26 June 2011

The Passive We

The heart of academia is the peer review process, and the heart of the peer review process is peer review. We read one another's papers to try to make sure that published articles quack like a paper. And since the gatekeepers are peer reviewers, we all try to have peers review our papers before they are submitted to a journal, on the same theory as the lottery number picker I once saw on sale -- a ping pong ball bubbler just like the lottery has.

I like reviewing, and I'm pretty good at it, so I get asked to read friends' and colleagues' papers more often than the average academic. One thing I do for friends that we are advised against doing in real reviewing is throw in some copy editing. Academics, by and large, aren't great stylists but a better written paper is more likely, all other things equal, to get published than a poorly written paper.

We all have some odd writing habits (foreigners are absolutely convinced that it's ungrammatical to start a sentence with "Because"), but mostly the people I review accept my advice. There are two exceptions. I cannot convince anyone to: refer to themselves in the first person singular in single-authored papers; or to stop assigning agency to the paper (as in "This paper conclusively proves..."). So papers that I know a friend of mine wrote all on his own keep saying that "we" did this and "we" argue that. Then, in the next paragraph, "we" stop doing anything and the paper itself gets up off the table and conducts research.

I'm not sure how to explain this reluctance to take personal responsibility for a paper that the author hopes to publish and take credit for. Does it seem too egotistical to write that "due to the nested nature of the data, I used hierarchical linear modeling?" Why write that "we used" or "this paper uses?"

Management research and writing is almost always performed alone. Since peer review is double blind (the reviewers don't know the identity of the author and the author doesn't know the reviewers) the flow of credibility is from work to author, not the other way round. As a result, this blog post is puzzled that we write this way.


Harry Eagar said...

I'm waiting for a monograph that blames the errors on the editors.
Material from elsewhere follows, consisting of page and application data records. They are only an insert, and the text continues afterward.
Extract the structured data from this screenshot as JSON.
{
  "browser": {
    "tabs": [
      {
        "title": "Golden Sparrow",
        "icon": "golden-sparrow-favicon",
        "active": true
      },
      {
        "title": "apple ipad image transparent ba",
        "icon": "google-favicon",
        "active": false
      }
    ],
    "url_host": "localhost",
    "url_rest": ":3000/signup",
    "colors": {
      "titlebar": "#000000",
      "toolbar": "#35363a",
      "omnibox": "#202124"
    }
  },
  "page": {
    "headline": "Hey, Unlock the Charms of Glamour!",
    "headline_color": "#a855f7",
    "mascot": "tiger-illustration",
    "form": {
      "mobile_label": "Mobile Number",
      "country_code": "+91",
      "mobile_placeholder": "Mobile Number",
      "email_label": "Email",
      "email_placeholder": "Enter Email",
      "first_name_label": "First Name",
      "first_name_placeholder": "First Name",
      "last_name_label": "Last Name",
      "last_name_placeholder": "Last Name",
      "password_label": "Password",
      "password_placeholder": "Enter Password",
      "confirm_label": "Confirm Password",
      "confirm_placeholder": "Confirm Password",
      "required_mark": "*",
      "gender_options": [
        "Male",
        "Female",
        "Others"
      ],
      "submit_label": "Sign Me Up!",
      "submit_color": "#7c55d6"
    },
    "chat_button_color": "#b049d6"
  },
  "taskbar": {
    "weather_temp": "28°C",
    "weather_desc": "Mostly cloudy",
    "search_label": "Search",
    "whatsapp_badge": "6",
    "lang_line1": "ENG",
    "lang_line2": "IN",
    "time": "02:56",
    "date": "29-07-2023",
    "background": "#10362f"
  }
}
David said...

The editors don't stop it, so to that extent it's their fault. But very little copy editing is done to a submitted article before it is published, at least in management.

erp said...
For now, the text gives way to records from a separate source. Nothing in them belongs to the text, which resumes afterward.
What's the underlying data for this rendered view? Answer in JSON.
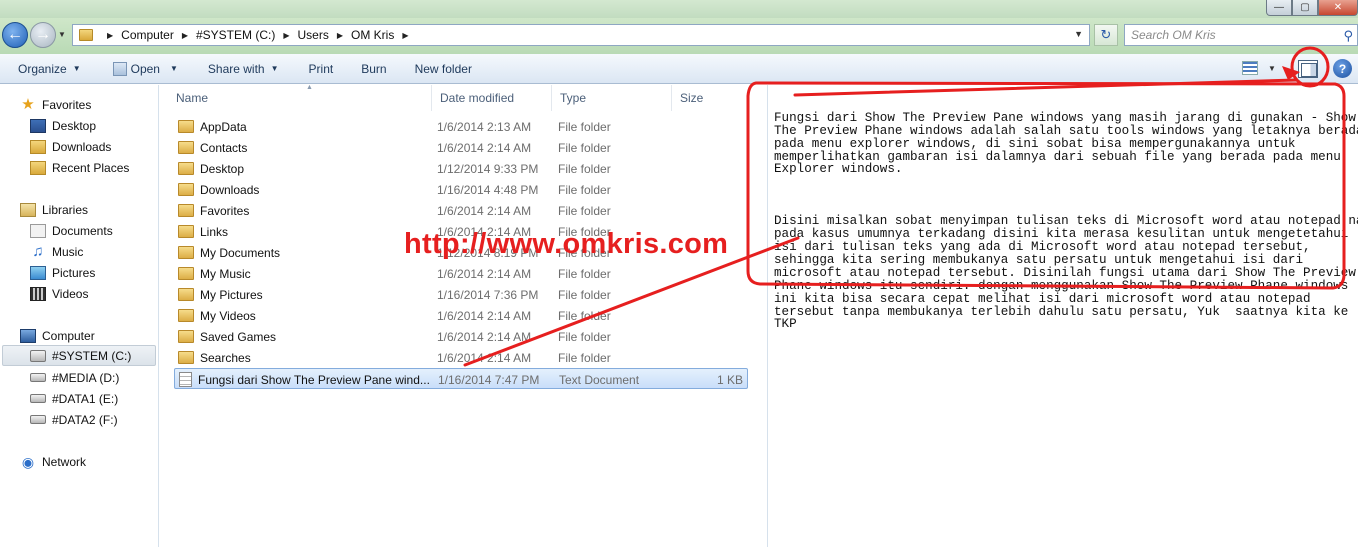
{
  "window": {
    "buttons": {
      "minimize": "—",
      "maximize": "▢",
      "close": "✕"
    }
  },
  "address": {
    "crumbs": [
      "Computer",
      "#SYSTEM (C:)",
      "Users",
      "OM Kris"
    ],
    "search_placeholder": "Search OM Kris"
  },
  "toolbar": {
    "organize": "Organize",
    "open": "Open",
    "share_with": "Share with",
    "print": "Print",
    "burn": "Burn",
    "new_folder": "New folder"
  },
  "nav": {
    "favorites": "Favorites",
    "desktop": "Desktop",
    "downloads": "Downloads",
    "recent_places": "Recent Places",
    "libraries": "Libraries",
    "documents": "Documents",
    "music": "Music",
    "pictures": "Pictures",
    "videos": "Videos",
    "computer": "Computer",
    "drive_c": "#SYSTEM (C:)",
    "drive_d": "#MEDIA (D:)",
    "drive_e": "#DATA1 (E:)",
    "drive_f": "#DATA2 (F:)",
    "network": "Network"
  },
  "columns": {
    "name": "Name",
    "date": "Date modified",
    "type": "Type",
    "size": "Size"
  },
  "files": [
    {
      "name": "AppData",
      "date": "1/6/2014 2:13 AM",
      "type": "File folder",
      "size": ""
    },
    {
      "name": "Contacts",
      "date": "1/6/2014 2:14 AM",
      "type": "File folder",
      "size": ""
    },
    {
      "name": "Desktop",
      "date": "1/12/2014 9:33 PM",
      "type": "File folder",
      "size": ""
    },
    {
      "name": "Downloads",
      "date": "1/16/2014 4:48 PM",
      "type": "File folder",
      "size": ""
    },
    {
      "name": "Favorites",
      "date": "1/6/2014 2:14 AM",
      "type": "File folder",
      "size": ""
    },
    {
      "name": "Links",
      "date": "1/6/2014 2:14 AM",
      "type": "File folder",
      "size": ""
    },
    {
      "name": "My Documents",
      "date": "1/12/2014 8:19 PM",
      "type": "File folder",
      "size": ""
    },
    {
      "name": "My Music",
      "date": "1/6/2014 2:14 AM",
      "type": "File folder",
      "size": ""
    },
    {
      "name": "My Pictures",
      "date": "1/16/2014 7:36 PM",
      "type": "File folder",
      "size": ""
    },
    {
      "name": "My Videos",
      "date": "1/6/2014 2:14 AM",
      "type": "File folder",
      "size": ""
    },
    {
      "name": "Saved Games",
      "date": "1/6/2014 2:14 AM",
      "type": "File folder",
      "size": ""
    },
    {
      "name": "Searches",
      "date": "1/6/2014 2:14 AM",
      "type": "File folder",
      "size": ""
    },
    {
      "name": "Fungsi dari Show The Preview Pane wind...",
      "date": "1/16/2014 7:47 PM",
      "type": "Text Document",
      "size": "1 KB"
    }
  ],
  "preview": {
    "paragraph1": "Fungsi dari Show The Preview Pane windows yang masih jarang di gunakan - Show The Preview Phane windows adalah salah satu tools windows yang letaknya berada pada menu explorer windows, di sini sobat bisa mempergunakannya untuk memperlihatkan gambaran isi dalamnya dari sebuah file yang berada pada menu Explorer windows.",
    "paragraph2": "Disini misalkan sobat menyimpan tulisan teks di Microsoft word atau notepad nah pada kasus umumnya terkadang disini kita merasa kesulitan untuk mengetetahui isi dari tulisan teks yang ada di Microsoft word atau notepad tersebut, sehingga kita sering membukanya satu persatu untuk mengetahui isi dari microsoft atau notepad tersebut. Disinilah fungsi utama dari Show The Preview Phane windows itu sendiri. dengan menggunakan Show The Preview Phane windows ini kita bisa secara cepat melihat isi dari microsoft word atau notepad tersebut tanpa membukanya terlebih dahulu satu persatu, Yuk  saatnya kita ke TKP"
  },
  "watermark": "http://www.omkris.com",
  "colors": {
    "annotation": "#e61f1f",
    "selection": "#c9defa",
    "toolbar_text": "#1e395b"
  }
}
I never understood why being self-referencial was a bad thing and it's often all I can do to stop myself from mutilating library books with corrections of both grammar and facts.